Medical Women's Federation Spring Meeting, Cardiff


(May 11th 2018)

Cardiff is cool. Tall buildings, wide pedestrianised shopping streets, castles and green spaces. I’m going to bring the kids next time. Direct flights from Cork are always a good thing. 


I was able to walk easily to the conference hotel (swish) from my poorly-researched chain hotel (not swish). Immediately I met warm friendly welcoming women, not put off by my nervy and therefore overly-loud “hello I’m Irish”. (“Yes we can tell”, they all said.)


Medical students with the kind of chutzpah and drive that would have terrified me when I was in college. Consultants from a wide variety of specialties, from all corners of the UK. GPs with the quiet all-knowingness of generalists. Trainees with jaw-dropping experience and ambition, not afraid to try something new and different (knitted Minions, anyone?). 


And then there were the superstars. Profs, Dames, Baronesses. I should have been in awe, but they were all so lovely that admiration outweighed deference. 


Most medical students are more than familiar with the oracle that is Kumar and Clarks “Clinical Medicine.” I should have been familiar with it too, but I spent all my book money on beer, so I never actually owned a copy. But to meet the eminent Dame Parveen Kumar herself was like meeting the entirety of medical knowledge embodied in a serene sari-clad goddess. 


Equally, the elegant Dr Henrietta Bowden-Jones, incoming President of MWF and erstwhile purchaser of a boat that was too big, was inspiring in her enthusiasm. Baroness Ilora Finlay of Llandaff had some priceless stories about sideline doctoring in the House of Lords resulting in her daughter Sarah (also present) being drafted in to give some first aid training to the staff there. 


There was education. Who knew that joint pain and arthralgia were a common symptoms of the menopause? That HIV is commonly being diagnosed in women over 50? That prenatal genetic testing is a minefield? (ok well we probably all guessed that one). 


There was humour. Barack Obama narrowly avoiding a bad dose of the trots. 

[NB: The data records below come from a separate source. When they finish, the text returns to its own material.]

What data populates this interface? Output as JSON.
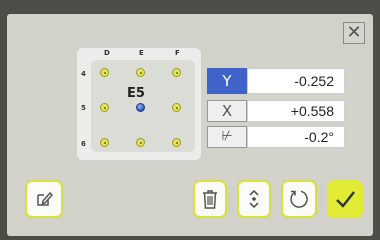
{
  "dialog": {
    "close_icon": "close-icon",
    "close_glyph": "✕"
  },
  "grid": {
    "title": "E5",
    "columns": [
      "D",
      "E",
      "F"
    ],
    "rows": [
      "4",
      "5",
      "6"
    ],
    "selected": "E5",
    "colors": {
      "dot": "#e2e25a",
      "selected": "#2a50b6"
    }
  },
  "values": {
    "y": {
      "label": "Y",
      "value": "-0.252"
    },
    "x": {
      "label": "X",
      "value": "+0.558"
    },
    "angle": {
      "label": "⊬",
      "value": "-0.2°"
    }
  },
  "buttons": {
    "edit": "edit-icon",
    "delete": "trash-icon",
    "adjust": "up-down-icon",
    "reset": "refresh-icon",
    "confirm": "check-icon"
  },
  "colors": {
    "accent": "#e1ea35",
    "active_field": "#3f63c8"
  }
}
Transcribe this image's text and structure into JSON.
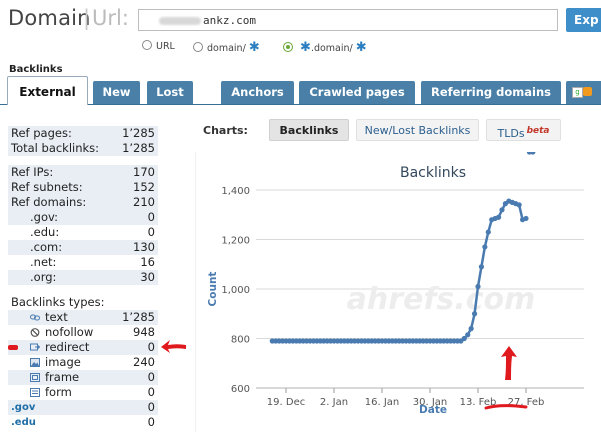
{
  "header": {
    "title_domain": "Domain",
    "title_sep": "|",
    "title_url": "Url:",
    "url_input_value_visible": "ankz.com",
    "explore_button": "Exp"
  },
  "radios": [
    {
      "label": "URL",
      "selected": false,
      "star": false
    },
    {
      "label": "domain/",
      "selected": false,
      "star": true
    },
    {
      "label": ".domain/",
      "selected": true,
      "star": true,
      "leading_star": true
    }
  ],
  "star_glyph": "✱",
  "section_label": "Backlinks",
  "tabs": [
    "External",
    "New",
    "Lost",
    "Anchors",
    "Crawled pages",
    "Referring domains"
  ],
  "left_panel": {
    "group1": [
      {
        "label": "Ref pages:",
        "value": "1’285"
      },
      {
        "label": "Total backlinks:",
        "value": "1’285"
      }
    ],
    "group2": [
      {
        "label": "Ref IPs:",
        "value": "170"
      },
      {
        "label": "Ref subnets:",
        "value": "152"
      },
      {
        "label": "Ref domains:",
        "value": "210"
      },
      {
        "label": ".gov:",
        "value": "0",
        "indent": true
      },
      {
        "label": ".edu:",
        "value": "0",
        "indent": true
      },
      {
        "label": ".com:",
        "value": "130",
        "indent": true
      },
      {
        "label": ".net:",
        "value": "16",
        "indent": true
      },
      {
        "label": ".org:",
        "value": "30",
        "indent": true
      }
    ],
    "types_heading": "Backlinks types:",
    "types": [
      {
        "label": "text",
        "value": "1’285",
        "icon": "text-link-icon"
      },
      {
        "label": "nofollow",
        "value": "948",
        "icon": "nofollow-icon"
      },
      {
        "label": "redirect",
        "value": "0",
        "icon": "redirect-icon"
      },
      {
        "label": "image",
        "value": "240",
        "icon": "image-icon"
      },
      {
        "label": "frame",
        "value": "0",
        "icon": "frame-icon"
      },
      {
        "label": "form",
        "value": "0",
        "icon": "form-icon"
      }
    ],
    "tld_links": [
      {
        "label": ".gov",
        "value": "0"
      },
      {
        "label": ".edu",
        "value": "0"
      }
    ]
  },
  "charts_bar": {
    "label": "Charts:",
    "buttons": [
      "Backlinks",
      "New/Lost Backlinks",
      "TLDs"
    ],
    "beta": "beta"
  },
  "colors": {
    "accent_blue": "#4a80a8",
    "line": "#4a7bb0",
    "annotation_red": "#e0191e"
  },
  "chart_data": {
    "type": "line",
    "title": "Backlinks",
    "xlabel": "Date",
    "ylabel": "Count",
    "ylim": [
      600,
      1400
    ],
    "yticks": [
      600,
      800,
      1000,
      1200,
      1400
    ],
    "ytick_labels": [
      "600",
      "800",
      "1,000",
      "1,200",
      "1,400"
    ],
    "xticks": [
      "19. Dec",
      "2. Jan",
      "16. Jan",
      "30. Jan",
      "13. Feb",
      "27. Feb"
    ],
    "xtick_day_offsets": [
      0,
      14,
      28,
      42,
      56,
      70
    ],
    "grid": true,
    "watermark": "ahrefs.com",
    "series": [
      {
        "day_offsets": [
          -4,
          -3,
          -2,
          -1,
          0,
          1,
          2,
          3,
          4,
          5,
          6,
          7,
          8,
          9,
          10,
          11,
          12,
          13,
          14,
          15,
          16,
          17,
          18,
          19,
          20,
          21,
          22,
          23,
          24,
          25,
          26,
          27,
          28,
          29,
          30,
          31,
          32,
          33,
          34,
          35,
          36,
          37,
          38,
          39,
          40,
          41,
          42,
          43,
          44,
          45,
          46,
          47,
          48,
          49,
          50,
          51,
          52,
          53,
          54,
          55,
          56,
          57,
          58,
          59,
          60,
          61,
          62,
          63,
          64,
          65,
          66,
          67,
          68,
          69,
          70,
          71,
          72
        ],
        "values": [
          790,
          790,
          790,
          790,
          790,
          790,
          790,
          790,
          790,
          790,
          790,
          790,
          790,
          790,
          790,
          790,
          790,
          790,
          790,
          790,
          790,
          790,
          790,
          790,
          790,
          790,
          790,
          790,
          790,
          790,
          790,
          790,
          790,
          790,
          790,
          790,
          790,
          790,
          790,
          790,
          790,
          790,
          790,
          790,
          790,
          790,
          790,
          790,
          790,
          790,
          790,
          790,
          790,
          790,
          790,
          790,
          800,
          815,
          840,
          900,
          1010,
          1090,
          1170,
          1230,
          1280,
          1285,
          1290,
          1320,
          1345,
          1355,
          1350,
          1345,
          1340,
          1280,
          1285
        ]
      }
    ]
  }
}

There was humanity. Advocacy for women around the world, experiencing stigma and exclusion as a result of something as fundamental as menstruation, or as horrific as vesical fistulae.


There was sheer love. Mum and daughter describing so beautifully how spina bifida has been a challenge and a blessing in their household. Lots of lumps in throats for that one. 


There was kindness. The surgeon who commandeered a locker for her female trainee, and then snuck into it to check her shoe size and buy her the heels she had admired.


There was disappointment. That the MWIA survey of over 1000 members revealed an ongoing insidious prevalence of sexual harassment, with 41% of all respondees stating they had been personally affected. That discrimination due to gender or part-time working are still impacting medical women all around the world.


There was hope and inspiration. Support, encouragement and offers of help abounded. Many contact details were exchanged and firm promises of future interactions and collaborations were made. 


A truly inspiring day. Thank you to all at MWF for the warm and heartfelt welcome. 



Sarah Fitzgibbon